As a discipline built on field study, students in geography classes participate in field trips—most recently, for example, to farming communities in Pennsylvania but also to Manhattan’s Chinatown, where students engage aspects of Chinese culture in walks through the community that expose the heterogeneity of China through food, art, religion, and language while simultaneously clarifying the challenges facing recent immigrants and legacies of institutions imbued with racism that are carved into the built environment. That is one of the overarching goals of contemporary geography: to investigate the ways that landscape and place both reflect and reproduce the evolving relationship of humans to each other and to their environments.
Open , Seminar—Fall
Brazil has been described as a serene republic, a racial democracy, and the country of the future—and most recently advertised as a site of favela tourism. Those labels encapsulate the ambitions, contradictions, and indeterminacies that Brazilians and Brazilianists wrestle with in coming to terms with the social, economic, and political landscape of a nearly continent-size country. To unravel the questions driving these myths, this course delves into the history of Brazil from the establishment of Portuguese settlements on the Atlantic coast in the 1500s and the world created by sugar mills to the return to electoral politics and the advent of neoliberalism at the turn of the 20th century. The course is organized as an excursion through Brazilian towns and cities (and their hinterlands) that captures a set of historical movements in Brazil: from the coast to the interior, from the Northeast to the South and Center, and from a colony to an empire and even to a regional and global power. Using images, maps, Brazilian voices, and historiography, the forays into cities such as Recife, Salvador, Rio de Janeiro, Ouro Preto, São Paulo, and Brasília will give students a broad perspective and the analytical depth to understand the history of Brazil and the challenges that the country faces today. Our focus on the interplay between regional and national actors and trajectories, the geography of politics and economics, and shifts in the center of power will provide analytical tools to understand other national and even international contexts. By the end of the course, students will be able to understand the structural processes, political and economic conjunctures and the social and cultural interpretations that shape the history of Brazil. In addition, students will have developed the critical skills to understand and analyze fundamental concepts and processes in history and the social sciences, such as colonialism, imperialism, nation-state, industrialization, and national myths. Students will also be able to capture the nuances that make Brazil an economically and culturally rich country with a poor population and myriad forms of social inequality.

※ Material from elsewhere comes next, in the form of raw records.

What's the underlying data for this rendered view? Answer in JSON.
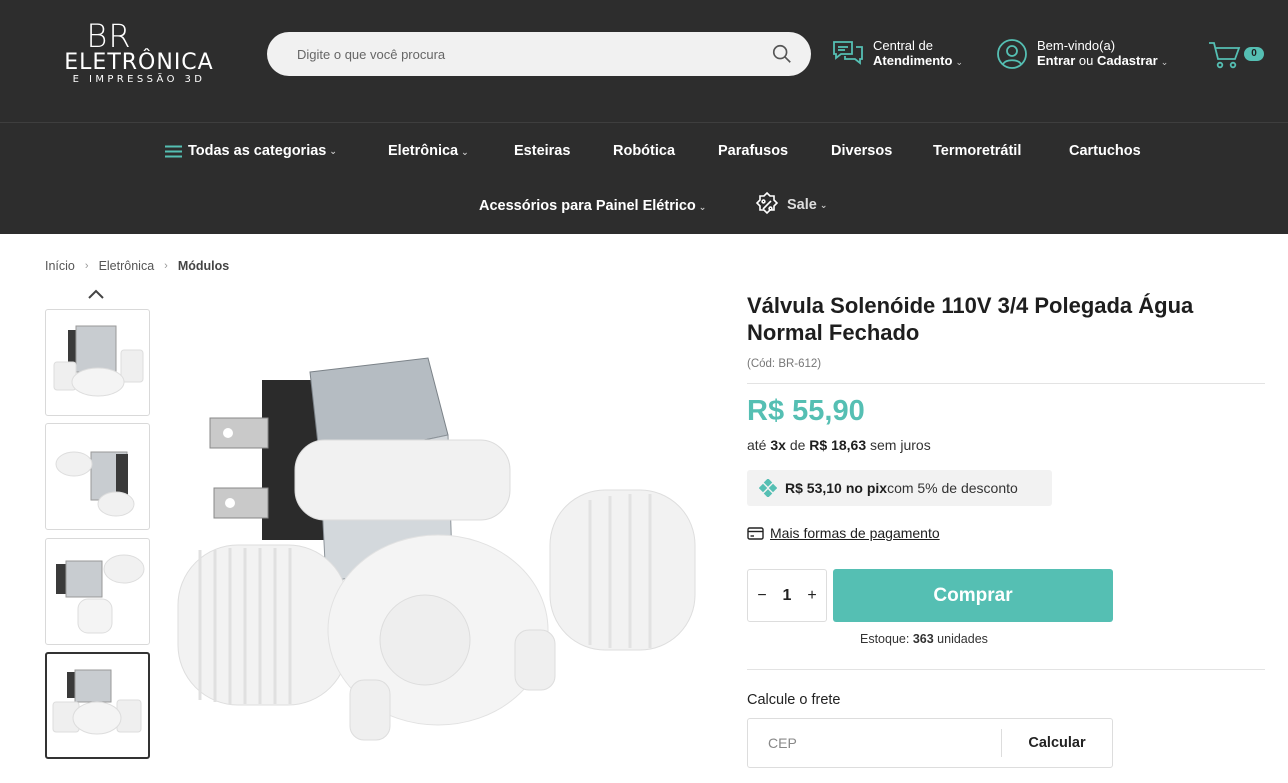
{
  "brand": {
    "line1": "BR",
    "line2": "ELETRÔNICA",
    "line3": "E IMPRESSÃO 3D"
  },
  "search": {
    "placeholder": "Digite o que você procura",
    "icon": "search-icon"
  },
  "support": {
    "line1": "Central de",
    "line2": "Atendimento",
    "icon": "chat-bubbles-icon"
  },
  "account": {
    "line1": "Bem-vindo(a)",
    "login": "Entrar",
    "or": "ou",
    "register": "Cadastrar",
    "icon": "user-icon"
  },
  "cart": {
    "count": "0",
    "icon": "cart-icon"
  },
  "nav": {
    "all": "Todas as categorias",
    "items": [
      "Eletrônica",
      "Esteiras",
      "Robótica",
      "Parafusos",
      "Diversos",
      "Termoretrátil",
      "Cartuchos"
    ],
    "row2": [
      "Acessórios para Painel Elétrico",
      "Sale"
    ]
  },
  "breadcrumb": [
    "Início",
    "Eletrônica",
    "Módulos"
  ],
  "product": {
    "title": "Válvula Solenóide 110V 3/4 Polegada Água Normal Fechado",
    "code": "(Cód: BR-612)",
    "price": "R$ 55,90",
    "installments": {
      "prefix": "até",
      "count": "3x",
      "mid": "de",
      "value": "R$ 18,63",
      "suffix": "sem juros"
    },
    "pix": {
      "value": "R$ 53,10",
      "label": "no pix",
      "suffix": "com 5% de desconto"
    },
    "more_payment": "Mais formas de pagamento",
    "quantity": "1",
    "minus": "−",
    "plus": "+",
    "buy": "Comprar",
    "stock": {
      "label": "Estoque:",
      "value": "363",
      "unit": "unidades"
    }
  },
  "shipping": {
    "label": "Calcule o frete",
    "placeholder": "CEP",
    "button": "Calcular"
  },
  "colors": {
    "accent": "#55bfb3",
    "header": "#2d2d2d"
  }
}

Intermediate , Seminar—Year
The Middle East has a long and rich urban tradition, boasting some of the world’s oldest cities. At the same time, the cities of the region have undergone profound changes over time, particularly as a result of the range of global forces, patterns, and linkages that are intrinsic to the process of “modernity” (a conceptual category that will be examined at great length). This course explores the lived experience of urban space as a lens through which to view broader transformations in the social, political, economic, and cultural history of the Middle East from late antiquity to the present. The course will also introduce students to some recent developments in urban theory and different methods that scholars have adopted to capture various aspects of city life, particularly in the modern period. To this end, the approach of the course will be interdisciplinary, drawing from such fields as art history, anthropology, sociology, geography, comparative literature, film studies, and political economy to explore the historical development of Middle Eastern cities through a variety of frames. In our effort to think beyond the “hard city” of bricks and mortar, particular attention will be paid to the cultural imagination and expression of various Middle Eastern cities in literature and film—our main “primary sources” in this course. Throughout the course, we will examine what cities have meant for Middle Eastern society and culture in a variety of contexts; study how various individuals and social groups across the region have experienced and used urban space; explore how writers, artists and filmmakers have attempted to imagine and render their urban milieus; and consider the extent to which the Middle Eastern experience of urban modernity has paralleled others around the globe. Cities to be covered include: Cairo, Istanbul, Damascus, Mecca, Baghdad, Tehran, Isfahan, Jerusalem, Tel Aviv, Aleppo, Alexandria, Beirut, Algiers, Marrakesh, Aden, Izmir, and Dubai.